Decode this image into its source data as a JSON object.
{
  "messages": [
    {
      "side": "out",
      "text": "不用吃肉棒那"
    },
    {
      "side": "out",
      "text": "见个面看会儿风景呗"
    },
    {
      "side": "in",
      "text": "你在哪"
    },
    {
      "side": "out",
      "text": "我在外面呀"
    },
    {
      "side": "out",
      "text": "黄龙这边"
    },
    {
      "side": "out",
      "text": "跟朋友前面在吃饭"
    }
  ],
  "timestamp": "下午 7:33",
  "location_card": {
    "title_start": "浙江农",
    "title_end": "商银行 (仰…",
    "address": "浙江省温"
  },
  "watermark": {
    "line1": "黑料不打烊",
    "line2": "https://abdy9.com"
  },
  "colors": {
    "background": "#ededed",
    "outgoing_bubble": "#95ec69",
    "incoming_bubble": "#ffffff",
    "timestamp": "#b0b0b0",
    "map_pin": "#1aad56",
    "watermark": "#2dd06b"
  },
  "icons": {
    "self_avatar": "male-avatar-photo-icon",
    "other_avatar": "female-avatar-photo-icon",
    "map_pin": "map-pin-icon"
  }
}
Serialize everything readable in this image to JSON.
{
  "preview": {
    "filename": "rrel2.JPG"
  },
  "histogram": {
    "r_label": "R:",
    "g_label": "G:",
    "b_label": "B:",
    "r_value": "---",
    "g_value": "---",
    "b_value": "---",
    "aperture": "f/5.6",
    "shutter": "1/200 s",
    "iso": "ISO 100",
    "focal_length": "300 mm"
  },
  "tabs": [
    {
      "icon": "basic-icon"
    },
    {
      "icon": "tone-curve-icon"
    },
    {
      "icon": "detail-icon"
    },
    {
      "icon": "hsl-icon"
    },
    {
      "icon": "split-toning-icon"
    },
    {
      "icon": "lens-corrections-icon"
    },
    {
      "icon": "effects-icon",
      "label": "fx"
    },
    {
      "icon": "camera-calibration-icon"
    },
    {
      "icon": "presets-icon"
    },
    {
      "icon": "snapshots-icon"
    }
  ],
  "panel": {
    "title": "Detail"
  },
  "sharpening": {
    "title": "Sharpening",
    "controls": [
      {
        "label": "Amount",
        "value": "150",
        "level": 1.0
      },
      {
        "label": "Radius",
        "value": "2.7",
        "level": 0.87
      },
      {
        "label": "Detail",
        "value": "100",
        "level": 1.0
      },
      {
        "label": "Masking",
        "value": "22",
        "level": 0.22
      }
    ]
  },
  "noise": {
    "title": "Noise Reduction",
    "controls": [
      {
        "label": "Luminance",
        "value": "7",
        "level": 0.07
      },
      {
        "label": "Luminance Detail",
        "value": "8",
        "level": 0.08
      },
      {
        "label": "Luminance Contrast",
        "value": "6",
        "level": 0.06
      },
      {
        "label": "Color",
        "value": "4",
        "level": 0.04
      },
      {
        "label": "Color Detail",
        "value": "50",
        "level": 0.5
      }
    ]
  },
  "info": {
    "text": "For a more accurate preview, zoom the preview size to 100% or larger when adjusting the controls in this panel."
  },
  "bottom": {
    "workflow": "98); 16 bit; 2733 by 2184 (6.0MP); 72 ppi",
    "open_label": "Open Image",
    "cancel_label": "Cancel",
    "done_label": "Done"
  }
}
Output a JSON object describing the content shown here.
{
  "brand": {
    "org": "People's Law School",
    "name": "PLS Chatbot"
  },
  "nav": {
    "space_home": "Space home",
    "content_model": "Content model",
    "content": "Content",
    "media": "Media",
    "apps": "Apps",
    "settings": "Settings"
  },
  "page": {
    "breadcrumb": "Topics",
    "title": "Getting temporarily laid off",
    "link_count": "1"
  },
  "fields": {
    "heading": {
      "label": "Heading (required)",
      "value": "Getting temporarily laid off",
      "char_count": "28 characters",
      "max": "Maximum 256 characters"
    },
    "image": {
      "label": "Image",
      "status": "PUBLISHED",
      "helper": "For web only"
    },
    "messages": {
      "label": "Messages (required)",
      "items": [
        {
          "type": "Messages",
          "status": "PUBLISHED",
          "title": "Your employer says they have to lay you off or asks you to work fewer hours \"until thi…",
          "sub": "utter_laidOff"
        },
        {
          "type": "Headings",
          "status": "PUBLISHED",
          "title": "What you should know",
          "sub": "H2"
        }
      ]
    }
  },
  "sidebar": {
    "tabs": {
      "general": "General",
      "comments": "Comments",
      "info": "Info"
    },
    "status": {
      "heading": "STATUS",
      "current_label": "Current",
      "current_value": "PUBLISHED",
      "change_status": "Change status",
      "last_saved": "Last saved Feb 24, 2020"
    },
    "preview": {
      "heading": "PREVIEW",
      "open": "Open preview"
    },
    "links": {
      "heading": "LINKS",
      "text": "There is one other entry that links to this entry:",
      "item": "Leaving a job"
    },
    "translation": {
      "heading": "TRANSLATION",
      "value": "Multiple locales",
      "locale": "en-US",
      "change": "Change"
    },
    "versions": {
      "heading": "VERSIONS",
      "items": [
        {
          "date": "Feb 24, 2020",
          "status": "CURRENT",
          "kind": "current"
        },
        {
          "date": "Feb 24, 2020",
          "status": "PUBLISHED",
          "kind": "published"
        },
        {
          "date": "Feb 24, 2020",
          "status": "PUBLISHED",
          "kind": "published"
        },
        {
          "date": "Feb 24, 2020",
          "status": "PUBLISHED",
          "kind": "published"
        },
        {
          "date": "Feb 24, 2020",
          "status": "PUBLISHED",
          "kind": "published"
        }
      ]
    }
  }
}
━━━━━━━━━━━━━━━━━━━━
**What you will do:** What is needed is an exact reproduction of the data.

**Written response:**
Decode this image into its source data as a JSON object.
{
  "messages": [
    {
      "side": "out",
      "text": "不用吃肉棒那"
    },
    {
      "side": "out",
      "text": "见个面看会儿风景呗"
    },
    {
      "side": "in",
      "text": "你在哪"
    },
    {
      "side": "out",
      "text": "我在外面呀"
    },
    {
      "side": "out",
      "text": "黄龙这边"
    },
    {
      "side": "out",
      "text": "跟朋友前面在吃饭"
    }
  ],
  "timestamp": "下午 7:33",
  "location_card": {
    "title_start": "浙江农",
    "title_end": "商银行 (仰…",
    "address": "浙江省温"
  },
  "watermark": {
    "line1": "黑料不打烊",
    "line2": "https://abdy9.com"
  },
  "colors": {
    "background": "#ededed",
    "outgoing_bubble": "#95ec69",
    "incoming_bubble": "#ffffff",
    "timestamp": "#b0b0b0",
    "map_pin": "#1aad56",
    "watermark": "#2dd06b"
  },
  "icons": {
    "self_avatar": "male-avatar-photo-icon",
    "other_avatar": "female-avatar-photo-icon",
    "map_pin": "map-pin-icon"
  }
}
Serialize everything readable in this image to JSON.
{
  "preview": {
    "filename": "rrel2.JPG"
  },
  "histogram": {
    "r_label": "R:",
    "g_label": "G:",
    "b_label": "B:",
    "r_value": "---",
    "g_value": "---",
    "b_value": "---",
    "aperture": "f/5.6",
    "shutter": "1/200 s",
    "iso": "ISO 100",
    "focal_length": "300 mm"
  },
  "tabs": [
    {
      "icon": "basic-icon"
    },
    {
      "icon": "tone-curve-icon"
    },
    {
      "icon": "detail-icon"
    },
    {
      "icon": "hsl-icon"
    },
    {
      "icon": "split-toning-icon"
    },
    {
      "icon": "lens-corrections-icon"
    },
    {
      "icon": "effects-icon",
      "label": "fx"
    },
    {
      "icon": "camera-calibration-icon"
    },
    {
      "icon": "presets-icon"
    },
    {
      "icon": "snapshots-icon"
    }
  ],
  "panel": {
    "title": "Detail"
  },
  "sharpening": {
    "title": "Sharpening",
    "controls": [
      {
        "label": "Amount",
        "value": "150",
        "level": 1.0
      },
      {
        "label": "Radius",
        "value": "2.7",
        "level": 0.87
      },
      {
        "label": "Detail",
        "value": "100",
        "level": 1.0
      },
      {
        "label": "Masking",
        "value": "22",
        "level": 0.22
      }
    ]
  },
  "noise": {
    "title": "Noise Reduction",
    "controls": [
      {
        "label": "Luminance",
        "value": "7",
        "level": 0.07
      },
      {
        "label": "Luminance Detail",
        "value": "8",
        "level": 0.08
      },
      {
        "label": "Luminance Contrast",
        "value": "6",
        "level": 0.06
      },
      {
        "label": "Color",
        "value": "4",
        "level": 0.04
      },
      {
        "label": "Color Detail",
        "value": "50",
        "level": 0.5
      }
    ]
  },
  "info": {
    "text": "For a more accurate preview, zoom the preview size to 100% or larger when adjusting the controls in this panel."
  },
  "bottom": {
    "workflow": "98); 16 bit; 2733 by 2184 (6.0MP); 72 ppi",
    "open_label": "Open Image",
    "cancel_label": "Cancel",
    "done_label": "Done"
  }
}
Output a JSON object describing the content shown here.
{
  "brand": {
    "org": "People's Law School",
    "name": "PLS Chatbot"
  },
  "nav": {
    "space_home": "Space home",
    "content_model": "Content model",
    "content": "Content",
    "media": "Media",
    "apps": "Apps",
    "settings": "Settings"
  },
  "page": {
    "breadcrumb": "Topics",
    "title": "Getting temporarily laid off",
    "link_count": "1"
  },
  "fields": {
    "heading": {
      "label": "Heading (required)",
      "value": "Getting temporarily laid off",
      "char_count": "28 characters",
      "max": "Maximum 256 characters"
    },
    "image": {
      "label": "Image",
      "status": "PUBLISHED",
      "helper": "For web only"
    },
    "messages": {
      "label": "Messages (required)",
      "items": [
        {
          "type": "Messages",
          "status": "PUBLISHED",
          "title": "Your employer says they have to lay you off or asks you to work fewer hours \"until thi…",
          "sub": "utter_laidOff"
        },
        {
          "type": "Headings",
          "status": "PUBLISHED",
          "title": "What you should know",
          "sub": "H2"
        }
      ]
    }
  },
  "sidebar": {
    "tabs": {
      "general": "General",
      "comments": "Comments",
      "info": "Info"
    },
    "status": {
      "heading": "STATUS",
      "current_label": "Current",
      "current_value": "PUBLISHED",
      "change_status": "Change status",
      "last_saved": "Last saved Feb 24, 2020"
    },
    "preview": {
      "heading": "PREVIEW",
      "open": "Open preview"
    },
    "links": {
      "heading": "LINKS",
      "text": "There is one other entry that links to this entry:",
      "item": "Leaving a job"
    },
    "translation": {
      "heading": "TRANSLATION",
      "value": "Multiple locales",
      "locale": "en-US",
      "change": "Change"
    },
    "versions": {
      "heading": "VERSIONS",
      "items": [
        {
          "date": "Feb 24, 2020",
          "status": "CURRENT",
          "kind": "current"
        },
        {
          "date": "Feb 24, 2020",
          "status": "PUBLISHED",
          "kind": "published"
        },
        {
          "date": "Feb 24, 2020",
          "status": "PUBLISHED",
          "kind": "published"
        },
        {
          "date": "Feb 24, 2020",
          "status": "PUBLISHED",
          "kind": "published"
        },
        {
          "date": "Feb 24, 2020",
          "status": "PUBLISHED",
          "kind": "published"
        }
      ]
    }
  }
}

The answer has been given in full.